Locate the string "Project" in the listing below. Copy every line where it is found.
- Opening Delimiter -
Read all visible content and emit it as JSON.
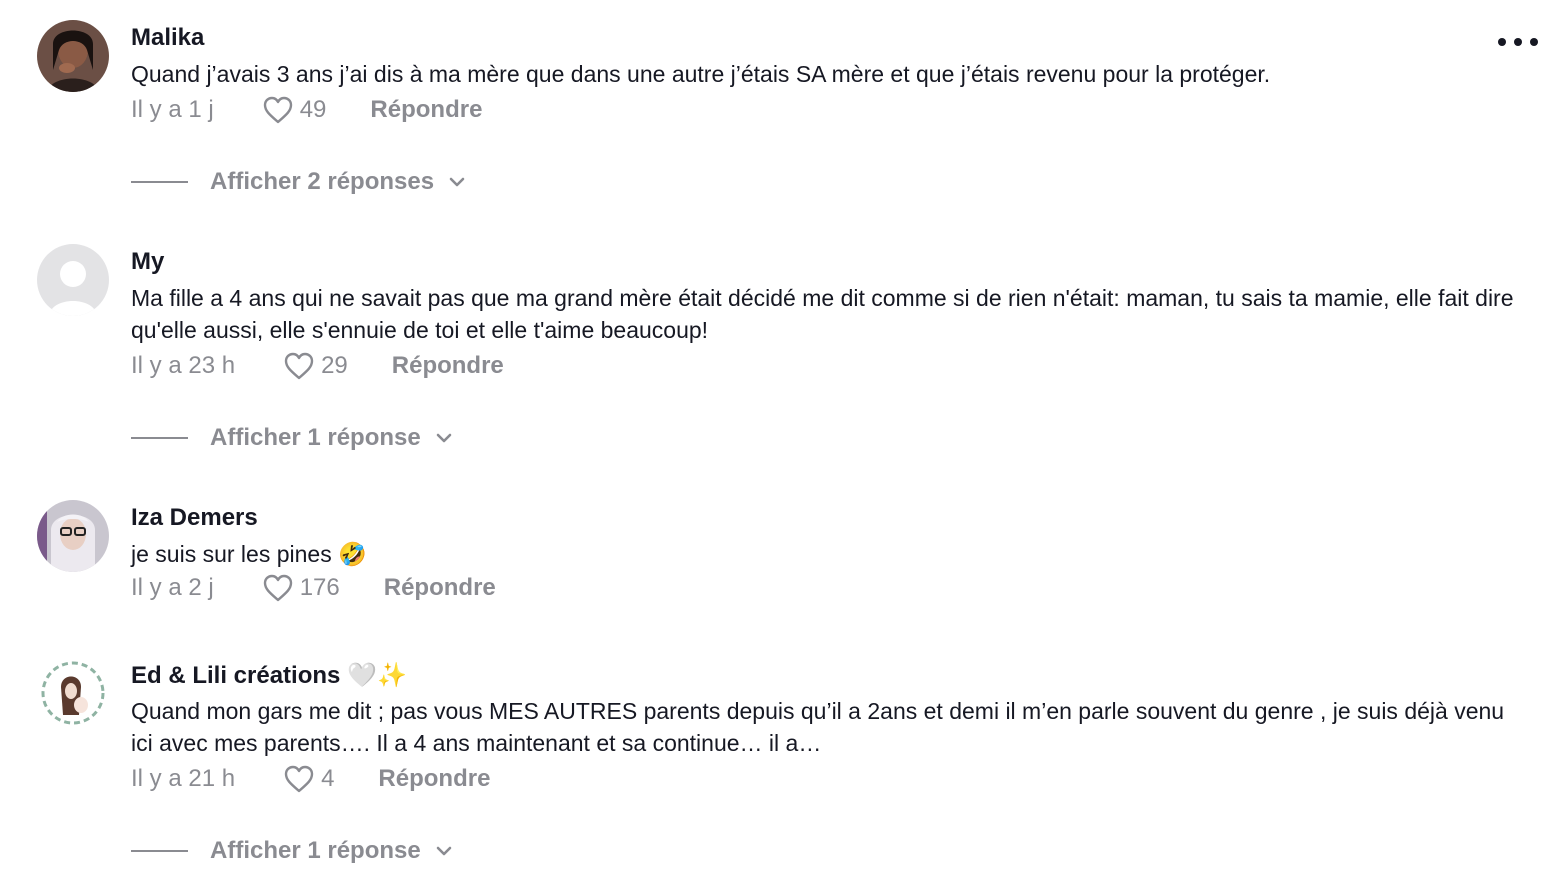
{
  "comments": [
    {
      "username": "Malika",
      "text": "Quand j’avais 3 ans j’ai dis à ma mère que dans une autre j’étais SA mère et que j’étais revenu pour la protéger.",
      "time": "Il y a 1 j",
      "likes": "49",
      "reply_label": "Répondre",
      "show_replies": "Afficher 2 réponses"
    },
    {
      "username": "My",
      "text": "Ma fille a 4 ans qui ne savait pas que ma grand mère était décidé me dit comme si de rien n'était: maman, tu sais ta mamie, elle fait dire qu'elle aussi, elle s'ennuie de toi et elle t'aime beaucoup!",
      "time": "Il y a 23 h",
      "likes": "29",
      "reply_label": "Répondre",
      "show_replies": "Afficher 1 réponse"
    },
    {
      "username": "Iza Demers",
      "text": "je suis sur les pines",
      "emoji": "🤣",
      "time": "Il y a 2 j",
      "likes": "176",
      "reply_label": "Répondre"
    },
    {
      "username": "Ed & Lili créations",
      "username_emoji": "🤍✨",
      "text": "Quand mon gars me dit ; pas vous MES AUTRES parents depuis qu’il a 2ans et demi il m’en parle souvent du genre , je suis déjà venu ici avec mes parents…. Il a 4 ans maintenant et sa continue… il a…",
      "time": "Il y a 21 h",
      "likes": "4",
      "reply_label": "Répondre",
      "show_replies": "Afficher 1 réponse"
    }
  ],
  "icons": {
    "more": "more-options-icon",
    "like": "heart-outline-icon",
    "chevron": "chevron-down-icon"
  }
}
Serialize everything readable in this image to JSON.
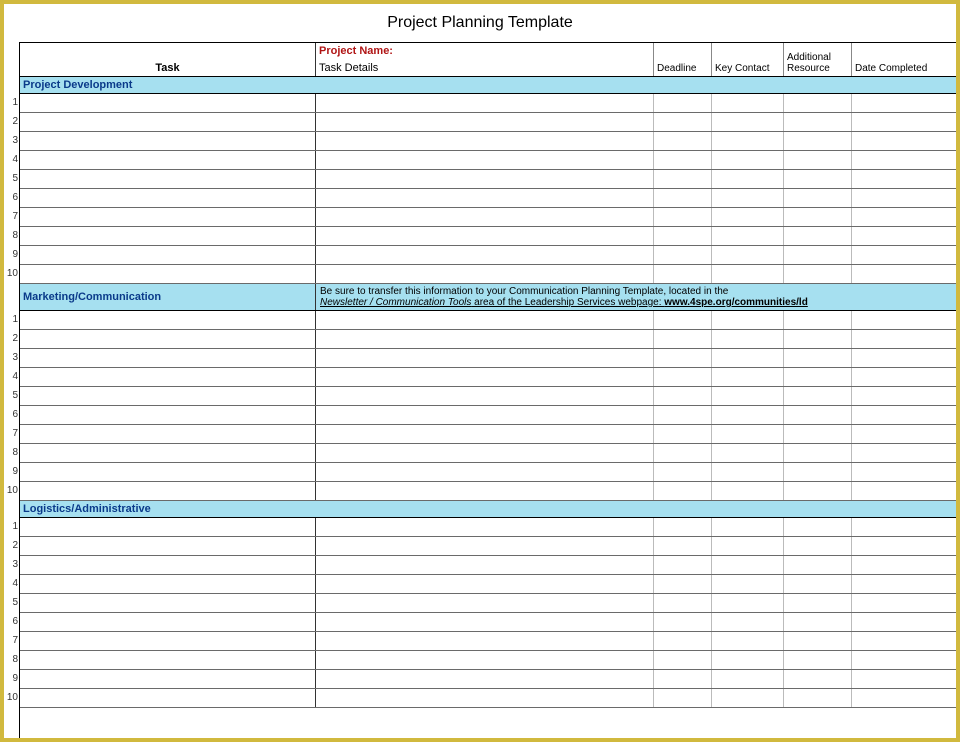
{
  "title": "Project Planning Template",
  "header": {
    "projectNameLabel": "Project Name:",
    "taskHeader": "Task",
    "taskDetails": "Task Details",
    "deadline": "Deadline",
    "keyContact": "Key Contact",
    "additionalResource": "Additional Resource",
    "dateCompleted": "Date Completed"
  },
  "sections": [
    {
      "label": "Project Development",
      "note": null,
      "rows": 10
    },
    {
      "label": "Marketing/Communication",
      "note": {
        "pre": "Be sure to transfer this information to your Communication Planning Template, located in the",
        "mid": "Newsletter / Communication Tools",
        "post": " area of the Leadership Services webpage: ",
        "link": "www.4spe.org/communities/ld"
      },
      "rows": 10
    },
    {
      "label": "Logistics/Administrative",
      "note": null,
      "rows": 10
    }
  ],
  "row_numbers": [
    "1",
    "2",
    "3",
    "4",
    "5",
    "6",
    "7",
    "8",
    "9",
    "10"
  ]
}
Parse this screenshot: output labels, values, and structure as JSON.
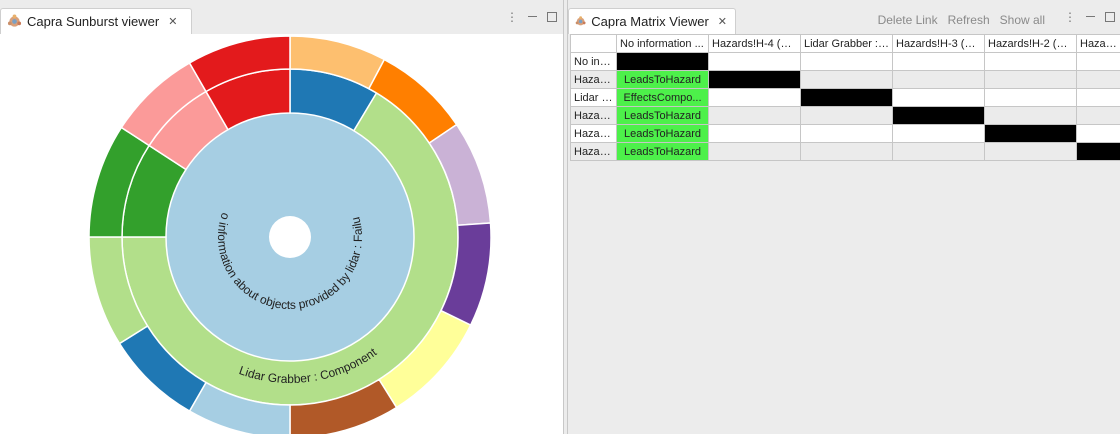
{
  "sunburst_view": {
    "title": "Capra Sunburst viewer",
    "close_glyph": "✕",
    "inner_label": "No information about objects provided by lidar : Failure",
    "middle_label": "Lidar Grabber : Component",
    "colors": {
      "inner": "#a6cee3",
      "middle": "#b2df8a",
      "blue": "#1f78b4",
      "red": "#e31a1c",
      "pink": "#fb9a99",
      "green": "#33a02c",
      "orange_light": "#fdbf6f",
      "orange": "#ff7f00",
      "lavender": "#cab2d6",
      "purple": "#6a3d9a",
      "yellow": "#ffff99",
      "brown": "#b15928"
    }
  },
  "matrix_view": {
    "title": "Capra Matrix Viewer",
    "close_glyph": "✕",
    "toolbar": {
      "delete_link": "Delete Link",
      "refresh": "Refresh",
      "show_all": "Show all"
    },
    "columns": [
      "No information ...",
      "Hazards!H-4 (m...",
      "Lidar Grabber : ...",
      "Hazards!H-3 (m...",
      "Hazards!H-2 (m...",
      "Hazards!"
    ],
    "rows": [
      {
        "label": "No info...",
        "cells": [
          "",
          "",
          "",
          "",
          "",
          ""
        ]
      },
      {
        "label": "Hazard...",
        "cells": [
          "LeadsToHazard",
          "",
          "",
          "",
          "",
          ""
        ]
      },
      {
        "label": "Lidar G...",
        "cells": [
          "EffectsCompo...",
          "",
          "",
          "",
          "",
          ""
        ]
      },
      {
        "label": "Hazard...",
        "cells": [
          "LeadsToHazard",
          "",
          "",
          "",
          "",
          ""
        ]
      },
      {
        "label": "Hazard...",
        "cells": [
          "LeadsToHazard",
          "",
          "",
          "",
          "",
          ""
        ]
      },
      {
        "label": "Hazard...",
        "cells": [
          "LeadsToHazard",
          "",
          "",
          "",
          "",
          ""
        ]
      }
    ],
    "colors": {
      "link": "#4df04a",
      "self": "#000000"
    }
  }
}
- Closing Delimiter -
_Solution to this problem_
  "title": "Project Planning Template",
    "projectNameLabel": "Project Name:",
      "label": "Project Development",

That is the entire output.